- It is a retrospective study by design (not entirely sure WHY they got Vancomycin although the fact they were discharged supports likely not indicated)
- Single-center study at an urban center - maybe less relevant in rural settings
- Mainly descriptive data
- No control group, so cannot say definitely that these patients did not do better with the Vancomycin
- We agree that patients with uncomplicated SSTI and those that are likely to be discharged home should not receive IV Vancomycin and that using the drug in this way will likely cause antibiotic resistance.
- We felt this was a great review of the pharmacokinetics and pharmacodynamics of Vancomycin. For patients with a SSTI with a consultant such as a hand surgeon requesting the patient be given Vancomycin and placed in our ED Observation Unit (where we expect patients to be likely discharged home within 23 hours), we felt this paper is good evidence to discuss with the consultant why Vancomycin would not be the best antibiotic to use.
This is a retrospective cohort analysis of adult patients without renal disease who were hospitalized for at least 48 hours and received vancomycin, pip-tazo, or a combination between September 1, 2010 and August 31, 2014 at the University of Kentucky Medical Center. The primary outcome was incidence of AKI that occurred greater than 48 hours after treatment initiation and less than seven days after discontinuing treatment. Overall, 11,650 patients were included in the analysis. Of those 1,647 (14.1%) developed AKI.
AKI definition was based on the RIFLE (Risk, Injury, Failure, Loss, End-stage) criteria which uses percent decrease in estimated GFR to stratify the severity of kidney injury. AKI status was defined as meeting any of the RIFLE criteria. The researchers also stratified patients based on hypotension, total days of therapy, and any exposure to other nephrotoxic agents. To control for differences in underlying severity of illness, the researchers stratified based on Charlson Comorbidity Index.
In total; 5,497 received combination vancomycin and pip-tazo, 3,055 received vancomycin alone, and 3,098 received pip-tazo alone. The combination therapy group had higher Charlson Comorbidity Index scores, were more likely to experience hypotension, and had increased hospital length of stay. AKI occurred in 21% of patients who received combination therapy, 8.3% of patients who received vancomycin monotherapy, and 7.8% of patients who received pip-tazo monotherapy. Patient who received combination therapy had higher rates of risk, injury, and failure as defined by the RIFLE criteria than either monotherapy group. In hospital mortality and transfer to hospice were also higher in the combination therapy group. In subgroup analysis of patients with similar Charlson Comorbidity Indices, patients in the combination therapy group were still more likely to develop AKI than patients in either monotherapy group.
- The patients in these treatment groups were not truly comparable.

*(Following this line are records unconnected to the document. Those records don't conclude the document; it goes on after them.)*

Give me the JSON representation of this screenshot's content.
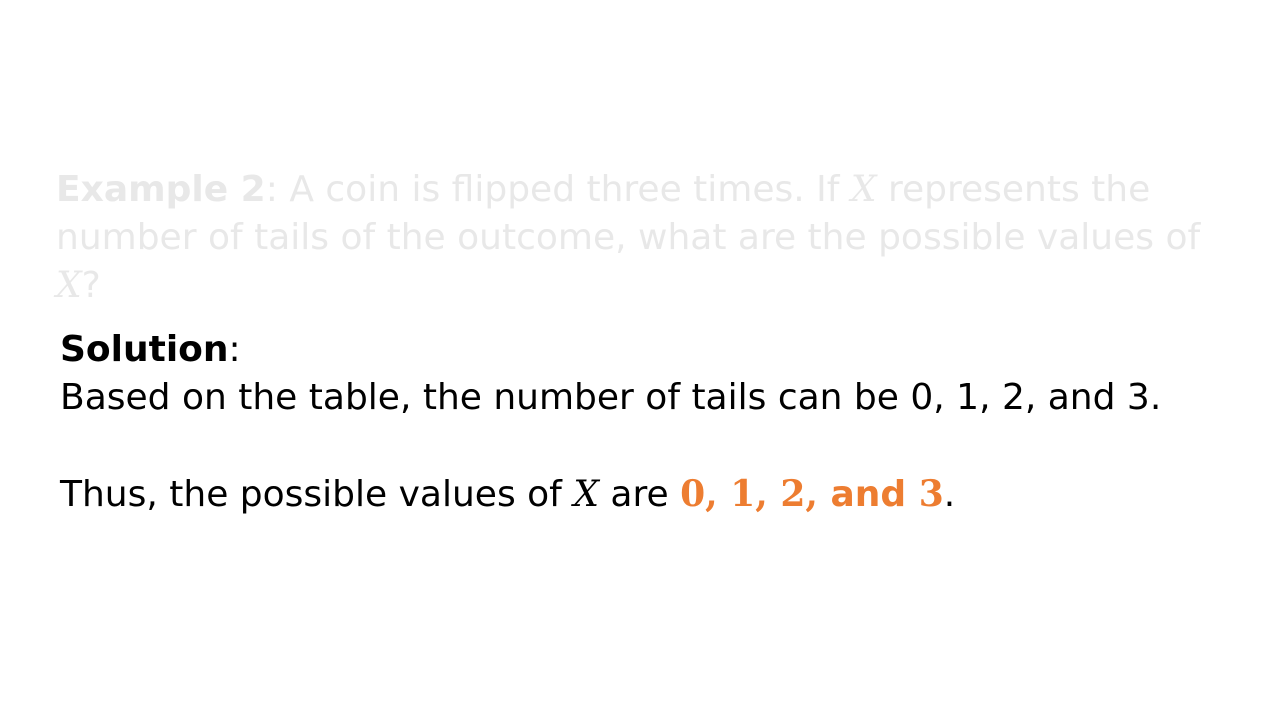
{
  "problem": {
    "label": "Example 2",
    "sep": ": ",
    "text_1": "A coin is flipped three times. If ",
    "var_1": "X",
    "text_2": " represents the number of tails of the outcome, what are the possible values of ",
    "var_2": "X",
    "text_3": "?"
  },
  "solution": {
    "label": "Solution",
    "sep": ":",
    "line_1": "Based on the table, the number of tails can be 0, 1, 2, and 3.",
    "line_2_prefix": "Thus, the possible values of ",
    "line_2_var": "X",
    "line_2_mid": " are ",
    "answer": {
      "v0": "0",
      "c0": ", ",
      "v1": "1",
      "c1": ", ",
      "v2": "2",
      "c2": ", ",
      "and": "and ",
      "v3": "3"
    },
    "line_2_end": "."
  },
  "colors": {
    "faded_text": "#e8e8e8",
    "main_text": "#000000",
    "accent": "#ed7d31"
  }
}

Patients receiving combination therapy were sicker than patients in the monotherapy groups. The method for stratifying these patients, based on the Charlson Comorbidity Index, is not a great way to stratify these patients, as this is a measure of baseline health and not a measure of severity of acute illness. APACHE or SOFA score may have been a better choice.
- These treatments are not equivalent. The alternative to combination vancomycin/pip-tazo is not monotherapy, but rather a different combination therapy such as Vancomycin/Cefepime. This study does not inform our decision between two appropriate treatment options.
- Although this is a fairly large study population, it is a single-center retrospective study and susceptible to all of the associate biases therein, such as cofounding variables not accounted for.
- This study does not speak to patient centered outcomes. AKI as defined by decreased GFR may or may not matter to patients. Patient centered outcomes among others, would be increased length of hospitalization, ICU days, need for CRRT or IHD, or permanent kidney injury.
- This study should not necessarily cause us to change our current practice.
Moran, et al - Kelli Jerrill, MD
Mueller, et al - Shaun Harty, MD
Rutter, et al - Joshua Gauger, MD
Editing, Posting, Podcast Editing - Jeffery Hill, MD MEd